Demolition of the first floor and mezzanine levels of the Central Library’s Johnson building is underway, a significant part of the second phase of the Central Library Renovation. Construction workers are removing the walls on the first floor and portions of the mezzanine level on the Boylston Street side of the Johnson building to create open travel paths and views as part of the building’s interior redesign. This multi-step process involves structural shoring and the use of heavy demolition equipment to chip away at the concrete, rebar, block, and brick. As a result of the construction, library visitors and staff on the second floor may feel vibrations and hear construction-related noises from the floors below. The demolition work is scheduled to be completed by the end of September and is a major project milestone in the second phase of the renovation, slated for completion in Summer 2016. The below diagrams are from William Rawn Associates’ Master Plan presentation, June 2013.
Click the images to enlarge
Posted on August 17th, 2015 by admin in Central Library Renovation
The BPL is very mindful of the needs of all of its users, of all ages, students, children, laptop users, researchers, and those who are visually impaired. The importance of quality illumination is a cornerstone in the Central Library Renovation project. The quantity of lighting in these spaces meets or exceeds library lighting standards and is significantly brighter than the original lighting design. The new design has increased daylight, more overall ambient lighting, and more task lighting at desk areas to satisfy the range of user reading requirements.

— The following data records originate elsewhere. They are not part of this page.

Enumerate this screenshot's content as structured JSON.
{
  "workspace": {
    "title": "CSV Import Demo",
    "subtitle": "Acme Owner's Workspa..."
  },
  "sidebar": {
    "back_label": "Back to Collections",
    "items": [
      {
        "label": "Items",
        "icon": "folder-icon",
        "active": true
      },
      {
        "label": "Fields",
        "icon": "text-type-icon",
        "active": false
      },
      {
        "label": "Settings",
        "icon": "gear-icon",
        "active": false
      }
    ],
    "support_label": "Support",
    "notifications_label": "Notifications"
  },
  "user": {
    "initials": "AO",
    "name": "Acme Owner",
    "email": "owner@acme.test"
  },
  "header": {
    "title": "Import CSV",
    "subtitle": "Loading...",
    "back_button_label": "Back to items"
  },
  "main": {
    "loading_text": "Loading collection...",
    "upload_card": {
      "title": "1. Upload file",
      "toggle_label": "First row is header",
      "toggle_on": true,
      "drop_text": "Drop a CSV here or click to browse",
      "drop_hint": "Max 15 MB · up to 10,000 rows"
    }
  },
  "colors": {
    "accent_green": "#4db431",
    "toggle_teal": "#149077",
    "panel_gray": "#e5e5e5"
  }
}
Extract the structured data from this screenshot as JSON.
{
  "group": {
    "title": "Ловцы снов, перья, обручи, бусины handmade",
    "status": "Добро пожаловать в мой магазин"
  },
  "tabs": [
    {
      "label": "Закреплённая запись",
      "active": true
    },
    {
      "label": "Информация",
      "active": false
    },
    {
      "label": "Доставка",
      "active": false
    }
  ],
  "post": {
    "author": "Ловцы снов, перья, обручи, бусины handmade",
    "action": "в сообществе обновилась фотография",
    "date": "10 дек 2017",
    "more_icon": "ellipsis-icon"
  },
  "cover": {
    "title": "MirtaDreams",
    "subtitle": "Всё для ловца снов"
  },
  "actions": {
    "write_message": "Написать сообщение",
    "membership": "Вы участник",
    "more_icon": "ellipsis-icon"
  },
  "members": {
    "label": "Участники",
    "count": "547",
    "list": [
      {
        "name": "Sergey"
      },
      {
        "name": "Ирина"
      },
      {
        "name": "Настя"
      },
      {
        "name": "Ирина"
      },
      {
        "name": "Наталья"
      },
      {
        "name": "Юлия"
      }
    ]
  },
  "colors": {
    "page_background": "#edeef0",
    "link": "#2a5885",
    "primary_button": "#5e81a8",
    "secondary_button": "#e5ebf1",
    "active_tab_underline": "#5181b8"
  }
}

By changing the original tinted glass windows to clear glass, natural lighting is increased, adding significant brightness to the perimeter areas. Reading areas have been placed to take advantage of this increase in natural light. In addition, a major reading area lines the edges of the skylit Deferrari Hall. The new interior wall finishes are illuminated to balance contrast and add brightness. The new light fixtures have a higher efficiency to maximize the amount of electric light permitted by the energy code. The result is higher general lighting throughout. In addition, a generous number of task lights have been installed specifically to address the needs of users who require higher localized lighting.
Other important factors that contribute to the quality of illumination include glare control and the color rendering of the light sources. The new light fixtures provide much greater glare control, which improves visual comfort, making the reading areas a more pleasant environment. The new light sources have improved color rendering so that colors appear more true to users expectations. The overall result is a space that is comfortable, cheerful, and provides a range of study conditions to satisfy the full range of the Boston Public Library’s patrons.